  • techcrunch logo feature
    Excerpt from TechCrunch -- "The difficulty with learning machines arises because they train themselves on what they see, the 'training data,' that cannot completely represent situations the machine will see in the future. These are sometimes called 'edge cases' or 'Rumsfeldian unknowns,' in that they are unknowable in advance. Humans typically deal with such edge cases remarkably well with no prior 'training' by applying common sense or finding analogies and learning from these samples of one."
  • Dagens Nyheter 192 x 144
    Excerpt from Dagens Nyheter - "The world's cities are expected to grow by two and a half billion people by 2050. The US economist Paul M. Romer have a suggestion on how we can solve the challenges of overpopulation and migration: Create new sanctuaries where people are given the opportunity to test new ways of living."
  • npr logo feature
    Excerpt from NPR -- "'It was truly remarkable how much more effect Mrs. Obama had on the commercial fashion industry that almost any other celebrity you could find in any other commercial setting,' Yermack says. And it wasn't just a freak blip on the graph: 'This would be a very permanent thing,' Yermack emphasized. 'The stocks would not go down the next day. So to put a number on it for just a generic company at a routine event, it was worth about $38 million to have Mrs. Obama wear your clothes.'"
  • BusinessBecause
    Excerpt from BusinessBecause -- "'Data is their business. It's the growth path for all of them,' said Vasant Dhar, NYU Stern professor of business and data science, and editor of the Big Data journal. 'The advice I give students these days is to take as many courses as possible that require working with real data,' he added."
  • fortune logo feature
    Excerpt from Fortune -- "Governments should view Uber and Lyft as friends, not enemies. As I argue in my book ‘The Sharing Economy,’ society’s interests are served well when governments partner with platforms in the creation and enforcement of regulation rather than treating them as its target."
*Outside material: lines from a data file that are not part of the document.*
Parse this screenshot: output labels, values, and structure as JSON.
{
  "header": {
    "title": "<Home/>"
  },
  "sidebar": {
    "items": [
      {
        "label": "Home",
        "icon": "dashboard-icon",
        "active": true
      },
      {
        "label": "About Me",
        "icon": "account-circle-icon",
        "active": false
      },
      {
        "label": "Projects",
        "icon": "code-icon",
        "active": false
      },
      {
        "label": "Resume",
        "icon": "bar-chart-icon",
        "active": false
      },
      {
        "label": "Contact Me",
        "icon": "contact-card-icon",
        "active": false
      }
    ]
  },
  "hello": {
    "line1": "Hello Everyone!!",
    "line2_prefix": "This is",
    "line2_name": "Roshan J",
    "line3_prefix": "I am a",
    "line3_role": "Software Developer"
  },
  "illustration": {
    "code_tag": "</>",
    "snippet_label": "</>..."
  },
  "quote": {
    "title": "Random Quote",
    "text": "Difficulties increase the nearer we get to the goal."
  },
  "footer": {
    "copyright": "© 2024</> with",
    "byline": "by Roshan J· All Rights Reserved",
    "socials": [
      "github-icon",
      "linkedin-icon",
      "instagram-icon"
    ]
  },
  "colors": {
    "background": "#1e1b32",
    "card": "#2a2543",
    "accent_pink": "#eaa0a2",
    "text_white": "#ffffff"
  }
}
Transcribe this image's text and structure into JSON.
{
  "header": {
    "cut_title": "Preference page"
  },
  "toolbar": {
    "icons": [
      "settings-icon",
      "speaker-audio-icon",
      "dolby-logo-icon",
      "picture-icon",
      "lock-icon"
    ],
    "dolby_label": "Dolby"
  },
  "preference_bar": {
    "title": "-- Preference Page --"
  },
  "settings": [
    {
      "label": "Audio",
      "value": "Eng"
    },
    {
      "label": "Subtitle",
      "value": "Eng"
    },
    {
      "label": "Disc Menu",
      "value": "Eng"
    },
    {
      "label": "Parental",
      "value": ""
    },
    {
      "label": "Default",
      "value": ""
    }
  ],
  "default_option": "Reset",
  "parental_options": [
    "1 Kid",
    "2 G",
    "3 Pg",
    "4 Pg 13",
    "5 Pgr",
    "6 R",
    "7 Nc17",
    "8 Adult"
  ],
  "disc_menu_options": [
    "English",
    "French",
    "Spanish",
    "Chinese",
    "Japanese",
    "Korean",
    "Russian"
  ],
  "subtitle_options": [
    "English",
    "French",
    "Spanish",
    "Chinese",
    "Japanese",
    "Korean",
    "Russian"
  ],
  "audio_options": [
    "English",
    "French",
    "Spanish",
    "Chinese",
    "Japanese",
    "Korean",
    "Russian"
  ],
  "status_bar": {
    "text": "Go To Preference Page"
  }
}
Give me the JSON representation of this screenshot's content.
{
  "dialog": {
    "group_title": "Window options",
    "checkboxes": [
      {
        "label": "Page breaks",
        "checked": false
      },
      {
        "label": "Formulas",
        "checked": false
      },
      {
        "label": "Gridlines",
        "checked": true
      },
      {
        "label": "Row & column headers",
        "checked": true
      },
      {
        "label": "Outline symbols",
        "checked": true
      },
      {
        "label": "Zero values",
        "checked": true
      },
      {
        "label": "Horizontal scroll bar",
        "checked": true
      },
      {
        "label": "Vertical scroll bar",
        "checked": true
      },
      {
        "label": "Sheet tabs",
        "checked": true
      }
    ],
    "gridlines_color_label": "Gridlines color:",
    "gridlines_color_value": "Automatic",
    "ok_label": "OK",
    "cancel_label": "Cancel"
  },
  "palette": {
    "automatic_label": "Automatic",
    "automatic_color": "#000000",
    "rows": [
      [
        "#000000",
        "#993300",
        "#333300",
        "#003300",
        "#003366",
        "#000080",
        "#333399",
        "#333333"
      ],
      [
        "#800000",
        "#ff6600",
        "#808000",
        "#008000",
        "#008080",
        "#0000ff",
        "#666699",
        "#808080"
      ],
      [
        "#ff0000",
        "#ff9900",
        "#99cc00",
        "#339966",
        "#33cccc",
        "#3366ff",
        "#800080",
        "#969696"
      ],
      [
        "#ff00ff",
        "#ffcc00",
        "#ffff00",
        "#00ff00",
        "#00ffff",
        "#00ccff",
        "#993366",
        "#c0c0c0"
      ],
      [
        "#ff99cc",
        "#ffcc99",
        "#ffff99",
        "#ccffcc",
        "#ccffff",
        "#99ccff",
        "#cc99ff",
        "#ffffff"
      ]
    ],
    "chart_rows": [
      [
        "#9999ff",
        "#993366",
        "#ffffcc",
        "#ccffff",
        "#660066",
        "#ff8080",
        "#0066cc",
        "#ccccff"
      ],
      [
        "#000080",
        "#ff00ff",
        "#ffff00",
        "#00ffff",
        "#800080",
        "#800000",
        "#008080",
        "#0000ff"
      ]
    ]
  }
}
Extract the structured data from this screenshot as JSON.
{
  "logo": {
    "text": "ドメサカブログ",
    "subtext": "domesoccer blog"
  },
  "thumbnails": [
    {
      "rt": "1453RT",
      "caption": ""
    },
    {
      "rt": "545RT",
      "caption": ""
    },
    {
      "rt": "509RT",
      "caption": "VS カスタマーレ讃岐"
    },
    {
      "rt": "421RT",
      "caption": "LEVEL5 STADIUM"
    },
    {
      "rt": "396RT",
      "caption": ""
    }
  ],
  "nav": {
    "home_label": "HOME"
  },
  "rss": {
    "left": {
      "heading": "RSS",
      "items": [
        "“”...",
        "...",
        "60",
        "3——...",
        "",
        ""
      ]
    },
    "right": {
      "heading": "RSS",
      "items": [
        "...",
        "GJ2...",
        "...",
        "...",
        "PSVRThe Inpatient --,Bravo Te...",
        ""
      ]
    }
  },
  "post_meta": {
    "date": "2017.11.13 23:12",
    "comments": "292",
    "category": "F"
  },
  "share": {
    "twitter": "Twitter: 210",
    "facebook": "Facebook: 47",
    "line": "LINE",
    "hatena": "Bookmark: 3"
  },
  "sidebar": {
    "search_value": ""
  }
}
Contact NYU Stern Public Affairs

If you're a member of the press, please contact Stern’s Office of Public Affairs at:

Phone: 212-998-0670
Fax: 212-995-4950

Or contact us directly:

Rika Nazem, Executive Director
(212) 998-0678;

Janine Savarese, Executive Director
(212) 998-0202;

Carolyn Ritter, Director
(212) 998-0624;

Follow us on Twitter @NYUStern

STERNbusiness Alumni Magazine


Stay up to date by subscribing to our
RSS feed
RSS icon 12x12